Louise Hyde, Staff Nurse
A Norwich Staff Nurse has spoken of the positive impact which small actions can make to the lives of patients with dementia and their families during Dementia Action Week.
Louise Hyde has worked on Beach Ward at the Julian Hospital, which is an acute admission ward for people with dementia run by Norfolk and Suffolk NHS Foundation Trust (NSFT), since November.
She has described the enjoyment she gets from working with patients and their families and the importance of getting to know each individual so that you can help them take part in activities which are meaningful to them – in turn boosting confidence and maintaining independence.
"I decided to move to Beach Ward as I wanted a new challenge and older persons' care was a completely new area to me," said Louise, who previously worked as an adult mental health nurse within the community. "It seemed like a good opportunity to use my skills in a different way.
"It's a steep learning curve and there's lots to think about as our ageing population can have complex physical health issues as well as mental health challenges, but I'm really enjoying it so far and am relishing the opportunity to work with a different patient group.
"When people come to us they have often reached crisis point, which can be really stressful for both the individual and their loved ones. It's vital for us to support families and carers as well as the patient – they are such an important source of information and are often key in telling us how to keep the lines of communication open. That is so important as the patient can be frightened because they are in unfamiliar surroundings – any barriers to communication can add to that confusion and make them feel very frustrated and vulnerable.
"I enjoy having so much direct patient contact and being able to provide patient-centred support as people progress on their recovery journey. We try to make sure we focus on what is important to them and what activities they would like to do on a day-to-day basis so that we can maintain as much of their independence as possible.

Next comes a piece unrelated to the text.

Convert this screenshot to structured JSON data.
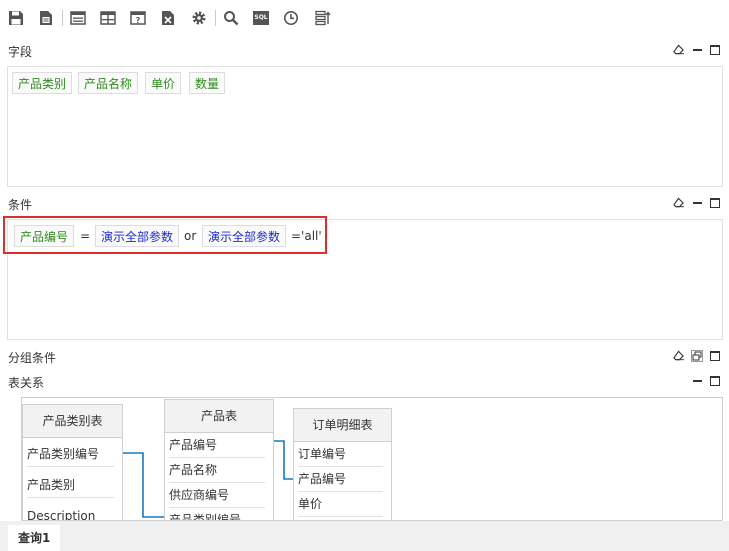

"One small thing which makes a difference to our patients is approaching them all as individuals. It's vital that we find out as much as we can about each patient, involve their families and get to understand a bit about their lives so that we can provide the best possible care and encourage and support them to take part in meaningful activities in a safe way.
"Sometimes it can seem like you are taking really small steps, but it can also be incredibly rewarding as you feel you are making a real difference to the individual patient and their quality of life."